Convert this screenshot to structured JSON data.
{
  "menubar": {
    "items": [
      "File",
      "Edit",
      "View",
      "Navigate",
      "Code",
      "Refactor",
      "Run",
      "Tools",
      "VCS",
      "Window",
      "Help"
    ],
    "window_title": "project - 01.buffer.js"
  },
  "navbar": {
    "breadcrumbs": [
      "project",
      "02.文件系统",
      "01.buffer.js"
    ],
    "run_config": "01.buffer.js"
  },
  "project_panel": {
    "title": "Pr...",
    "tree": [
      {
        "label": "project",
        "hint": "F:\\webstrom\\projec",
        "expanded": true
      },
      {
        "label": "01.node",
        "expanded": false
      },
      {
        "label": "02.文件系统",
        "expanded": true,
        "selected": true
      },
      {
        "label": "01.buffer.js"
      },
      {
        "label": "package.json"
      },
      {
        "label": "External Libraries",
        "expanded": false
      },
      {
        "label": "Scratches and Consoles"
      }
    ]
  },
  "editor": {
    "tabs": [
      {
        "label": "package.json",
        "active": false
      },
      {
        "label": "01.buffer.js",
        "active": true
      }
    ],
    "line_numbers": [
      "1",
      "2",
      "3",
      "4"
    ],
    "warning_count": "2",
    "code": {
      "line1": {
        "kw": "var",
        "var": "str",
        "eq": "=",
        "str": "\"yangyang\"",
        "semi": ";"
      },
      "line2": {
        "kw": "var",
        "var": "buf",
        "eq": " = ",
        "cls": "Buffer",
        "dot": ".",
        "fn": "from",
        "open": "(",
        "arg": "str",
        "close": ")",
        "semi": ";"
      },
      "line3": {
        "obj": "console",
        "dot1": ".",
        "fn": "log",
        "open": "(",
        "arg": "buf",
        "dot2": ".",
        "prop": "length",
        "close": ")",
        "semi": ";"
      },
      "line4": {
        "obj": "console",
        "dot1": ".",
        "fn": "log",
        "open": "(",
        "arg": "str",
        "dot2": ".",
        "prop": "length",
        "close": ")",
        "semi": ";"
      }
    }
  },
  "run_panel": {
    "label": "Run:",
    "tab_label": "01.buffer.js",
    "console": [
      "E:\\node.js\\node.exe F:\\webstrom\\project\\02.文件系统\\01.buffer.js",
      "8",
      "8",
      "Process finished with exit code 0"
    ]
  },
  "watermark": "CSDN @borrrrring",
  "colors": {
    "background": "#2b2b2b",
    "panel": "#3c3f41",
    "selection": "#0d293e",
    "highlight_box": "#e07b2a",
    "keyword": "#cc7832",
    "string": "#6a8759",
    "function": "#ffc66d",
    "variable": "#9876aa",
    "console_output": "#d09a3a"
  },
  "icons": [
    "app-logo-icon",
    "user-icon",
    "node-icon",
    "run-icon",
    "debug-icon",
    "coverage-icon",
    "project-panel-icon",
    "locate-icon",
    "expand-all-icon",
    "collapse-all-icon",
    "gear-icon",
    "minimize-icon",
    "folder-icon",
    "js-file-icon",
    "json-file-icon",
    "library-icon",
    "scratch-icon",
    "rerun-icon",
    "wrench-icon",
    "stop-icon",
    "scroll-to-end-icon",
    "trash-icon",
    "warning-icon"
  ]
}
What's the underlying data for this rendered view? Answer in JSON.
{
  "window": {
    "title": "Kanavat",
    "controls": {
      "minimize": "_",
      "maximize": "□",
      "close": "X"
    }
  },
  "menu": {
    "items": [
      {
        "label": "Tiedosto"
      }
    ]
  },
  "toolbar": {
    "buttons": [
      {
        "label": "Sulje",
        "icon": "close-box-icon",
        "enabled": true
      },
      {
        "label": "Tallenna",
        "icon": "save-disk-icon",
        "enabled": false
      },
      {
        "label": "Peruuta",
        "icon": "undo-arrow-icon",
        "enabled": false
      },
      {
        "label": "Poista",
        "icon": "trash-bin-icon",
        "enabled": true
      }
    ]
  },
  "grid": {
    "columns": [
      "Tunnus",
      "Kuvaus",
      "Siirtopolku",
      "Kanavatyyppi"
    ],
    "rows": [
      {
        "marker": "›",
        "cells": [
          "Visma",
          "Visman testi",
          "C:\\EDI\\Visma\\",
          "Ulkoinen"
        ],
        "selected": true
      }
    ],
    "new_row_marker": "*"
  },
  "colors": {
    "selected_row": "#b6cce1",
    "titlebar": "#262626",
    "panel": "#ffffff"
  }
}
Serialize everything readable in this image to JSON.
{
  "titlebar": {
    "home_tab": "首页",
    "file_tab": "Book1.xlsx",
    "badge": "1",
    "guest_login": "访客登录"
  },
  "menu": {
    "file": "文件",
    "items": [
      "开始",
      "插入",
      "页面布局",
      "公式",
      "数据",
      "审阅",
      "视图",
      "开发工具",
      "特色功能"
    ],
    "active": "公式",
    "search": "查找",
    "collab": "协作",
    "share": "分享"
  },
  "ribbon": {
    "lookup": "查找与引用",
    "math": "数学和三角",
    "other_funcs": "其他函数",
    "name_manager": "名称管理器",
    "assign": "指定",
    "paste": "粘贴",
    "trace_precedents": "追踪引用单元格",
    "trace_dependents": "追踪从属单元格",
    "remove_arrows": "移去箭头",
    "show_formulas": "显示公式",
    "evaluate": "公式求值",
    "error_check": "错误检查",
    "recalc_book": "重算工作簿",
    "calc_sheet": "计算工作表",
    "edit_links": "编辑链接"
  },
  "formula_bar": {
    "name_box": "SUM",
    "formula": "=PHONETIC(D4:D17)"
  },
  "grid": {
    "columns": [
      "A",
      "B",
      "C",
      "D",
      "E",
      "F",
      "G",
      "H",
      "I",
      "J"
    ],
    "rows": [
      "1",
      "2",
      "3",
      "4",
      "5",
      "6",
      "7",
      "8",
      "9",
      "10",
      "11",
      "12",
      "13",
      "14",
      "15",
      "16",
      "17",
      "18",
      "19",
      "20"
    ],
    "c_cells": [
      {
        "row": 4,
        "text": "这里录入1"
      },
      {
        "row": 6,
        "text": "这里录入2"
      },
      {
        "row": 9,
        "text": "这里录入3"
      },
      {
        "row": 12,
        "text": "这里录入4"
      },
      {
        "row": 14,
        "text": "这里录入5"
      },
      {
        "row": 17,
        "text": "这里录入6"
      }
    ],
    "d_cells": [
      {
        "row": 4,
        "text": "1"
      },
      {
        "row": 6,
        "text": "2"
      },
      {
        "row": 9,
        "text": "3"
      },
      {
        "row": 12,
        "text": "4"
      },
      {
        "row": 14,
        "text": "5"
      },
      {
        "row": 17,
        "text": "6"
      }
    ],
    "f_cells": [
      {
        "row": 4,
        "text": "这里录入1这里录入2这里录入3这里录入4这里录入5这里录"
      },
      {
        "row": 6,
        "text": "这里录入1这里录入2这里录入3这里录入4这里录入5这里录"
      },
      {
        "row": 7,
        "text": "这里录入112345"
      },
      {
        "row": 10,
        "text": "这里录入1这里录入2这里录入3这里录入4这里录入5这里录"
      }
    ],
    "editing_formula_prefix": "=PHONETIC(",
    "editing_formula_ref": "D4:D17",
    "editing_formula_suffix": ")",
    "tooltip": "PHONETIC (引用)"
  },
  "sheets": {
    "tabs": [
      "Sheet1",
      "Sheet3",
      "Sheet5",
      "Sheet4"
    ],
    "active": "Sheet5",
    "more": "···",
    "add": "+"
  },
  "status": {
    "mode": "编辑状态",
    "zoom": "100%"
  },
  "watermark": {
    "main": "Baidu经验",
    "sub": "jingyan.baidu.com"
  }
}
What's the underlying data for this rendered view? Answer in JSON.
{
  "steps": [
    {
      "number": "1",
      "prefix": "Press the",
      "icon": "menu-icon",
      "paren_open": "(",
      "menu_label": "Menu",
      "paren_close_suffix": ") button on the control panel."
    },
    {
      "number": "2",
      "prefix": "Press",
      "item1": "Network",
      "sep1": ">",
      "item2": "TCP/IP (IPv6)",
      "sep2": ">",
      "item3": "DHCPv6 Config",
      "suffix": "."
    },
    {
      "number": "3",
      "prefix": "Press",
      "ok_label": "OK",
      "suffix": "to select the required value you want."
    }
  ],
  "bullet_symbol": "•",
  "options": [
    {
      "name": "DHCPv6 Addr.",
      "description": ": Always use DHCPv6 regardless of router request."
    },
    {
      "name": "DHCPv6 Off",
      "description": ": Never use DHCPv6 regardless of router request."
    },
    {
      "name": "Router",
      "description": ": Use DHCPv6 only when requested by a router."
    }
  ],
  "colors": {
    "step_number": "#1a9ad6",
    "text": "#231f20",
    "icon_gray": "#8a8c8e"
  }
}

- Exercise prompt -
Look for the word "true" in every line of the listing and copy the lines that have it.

- Result for this exercise -
        "expanded": true
        "expanded": true,
        "selected": true
        "active": true
        "enabled": true
        "enabled": true
        "selected": true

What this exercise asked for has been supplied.